Brighton Fringe 2010
The Baltimore Waltz
Lucky Stuff Productions
Venue: Marlborough Little Theatre
A powerful production of Paula Vogel’s play, a surreal adventure in which she imagines a trip abroad planned by her terminally ill brother. Moving, witty and haunting by turns.
Playwright Paula Vogel’s brother invited her to take a trip to Europe, but she never took him up on the opportunity, unaware that time was running out. In this play, written in 1989, she imagines the road not taken, the adventures they might have experienced along the way. There’s a dreamlike quality, as in many plays and films dealing with HIV/Aids (‘Parting Glances’ springs to mind). The everyday is transformed in an examination of the surreal nature of life and its ending, while the ideas and thoughts of those who were often involved in the arts or at least interested in them, become theatrical experiences themselves, in elegies for lost careers, for lost lives.
There has to be an intellectual rigour to such plays to make them work – an underlying logic to give them power, otherwise it’s just a personal account, however moving. In this case, the interest is gained through the play’s switching of roles: here, it is the sister who is dying. This twist makes sense: the death of someone close is also the death of oneself. We are aware that our memories of them will die, as we will all die. There is a moment when lead character Anna is asked why she doesn’t want to visit the Van Gogh museum: she says there’s no the point, because she won’t be around to remember the paintings. Instead, she embarks on experiences that involve other people, implanting herself in the memories of others. By examining her own reaction to mortality through the character of Anna, the playwright is able to portray her brother as a living, vigorous being. And so, of course, he lives on in the play.

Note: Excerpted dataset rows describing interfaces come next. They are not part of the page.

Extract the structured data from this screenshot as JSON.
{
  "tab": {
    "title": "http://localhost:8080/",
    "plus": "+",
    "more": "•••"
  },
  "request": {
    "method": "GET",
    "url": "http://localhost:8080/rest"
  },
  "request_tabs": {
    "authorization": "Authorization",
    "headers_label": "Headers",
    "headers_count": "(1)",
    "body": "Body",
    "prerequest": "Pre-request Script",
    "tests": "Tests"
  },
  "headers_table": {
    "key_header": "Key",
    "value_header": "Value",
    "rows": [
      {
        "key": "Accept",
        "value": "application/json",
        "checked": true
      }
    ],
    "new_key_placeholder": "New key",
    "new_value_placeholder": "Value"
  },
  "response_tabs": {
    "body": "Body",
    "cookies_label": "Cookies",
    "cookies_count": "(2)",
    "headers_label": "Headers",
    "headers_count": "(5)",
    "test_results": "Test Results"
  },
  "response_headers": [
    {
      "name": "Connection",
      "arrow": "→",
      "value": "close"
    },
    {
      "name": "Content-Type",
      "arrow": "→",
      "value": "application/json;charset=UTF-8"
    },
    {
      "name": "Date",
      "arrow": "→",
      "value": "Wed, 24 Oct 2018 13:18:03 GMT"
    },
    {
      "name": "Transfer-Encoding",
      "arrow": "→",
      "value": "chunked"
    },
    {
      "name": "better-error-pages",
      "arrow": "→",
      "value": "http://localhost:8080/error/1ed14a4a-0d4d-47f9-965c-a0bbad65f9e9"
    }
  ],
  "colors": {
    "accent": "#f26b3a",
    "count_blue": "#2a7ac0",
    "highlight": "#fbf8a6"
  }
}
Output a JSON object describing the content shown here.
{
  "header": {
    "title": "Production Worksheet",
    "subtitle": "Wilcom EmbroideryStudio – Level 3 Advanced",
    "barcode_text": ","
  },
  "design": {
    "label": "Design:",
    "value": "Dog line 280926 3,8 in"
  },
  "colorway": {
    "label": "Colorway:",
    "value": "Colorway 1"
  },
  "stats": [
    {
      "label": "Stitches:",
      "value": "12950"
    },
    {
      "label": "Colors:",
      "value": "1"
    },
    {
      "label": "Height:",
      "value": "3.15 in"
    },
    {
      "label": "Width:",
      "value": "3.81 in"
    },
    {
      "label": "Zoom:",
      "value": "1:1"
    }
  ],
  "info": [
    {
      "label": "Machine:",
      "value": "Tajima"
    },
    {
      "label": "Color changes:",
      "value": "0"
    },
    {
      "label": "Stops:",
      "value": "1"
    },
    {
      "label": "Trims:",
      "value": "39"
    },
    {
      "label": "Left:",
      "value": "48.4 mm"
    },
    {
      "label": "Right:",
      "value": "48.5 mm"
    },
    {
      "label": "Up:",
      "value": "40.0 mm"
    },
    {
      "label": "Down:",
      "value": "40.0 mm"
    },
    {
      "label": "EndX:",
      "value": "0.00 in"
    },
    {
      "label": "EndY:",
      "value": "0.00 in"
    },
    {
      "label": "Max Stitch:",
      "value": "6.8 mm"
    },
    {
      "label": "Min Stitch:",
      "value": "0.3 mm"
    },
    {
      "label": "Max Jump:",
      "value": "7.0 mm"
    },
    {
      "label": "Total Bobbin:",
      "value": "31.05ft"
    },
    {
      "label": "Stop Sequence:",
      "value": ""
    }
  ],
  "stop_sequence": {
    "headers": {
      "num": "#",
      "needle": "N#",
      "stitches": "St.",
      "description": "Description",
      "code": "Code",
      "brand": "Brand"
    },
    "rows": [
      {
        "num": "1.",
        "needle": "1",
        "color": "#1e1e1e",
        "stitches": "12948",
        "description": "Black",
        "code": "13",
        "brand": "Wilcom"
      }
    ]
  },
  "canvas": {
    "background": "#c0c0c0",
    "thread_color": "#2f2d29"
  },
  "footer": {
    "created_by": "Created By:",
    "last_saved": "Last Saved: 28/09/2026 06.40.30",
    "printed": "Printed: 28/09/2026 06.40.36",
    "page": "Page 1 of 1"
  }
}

Olivia Thompson as Anna sympathetically reveals the many sides of her character: a young person with an active mind who has never travelled, a schoolteacher who is open to new experiences but cautious until faced with her own death. Chris Herriott as her brother Carl is engaging and witty, showing a subtle vulnerability in his encounters with the mysteriously imagined Third Man that hints we are, in fact, following his own journey through illness. Robin Soutar is a strong presence in his many different roles, giving a convincing quality to the sinister apparitions and comedic characters that are no more than dreams.
The actors move the components of the set throughout, so benches become hospital beds, hotel beds, train seats, and airport security stations. Director Suzy Catliff ensures we travel from place to place quickly in a well-choreographed dance, ending in a more literal ‘dance with death’. Perhaps there could be a greater evocation of the place through the use of light and sound, but this is the Fringe, and something has to give. It is hoped that this production will be given the chance to grow.
The actors come on for their bows visibly moved, and a few audience members are caught sniffling into tissues when the house lights come on. I found this is a rewarding play to watch alone, as you can privately engage with the universal resonance of its personal subject matter: its quiet power is cathartic, never sentimental.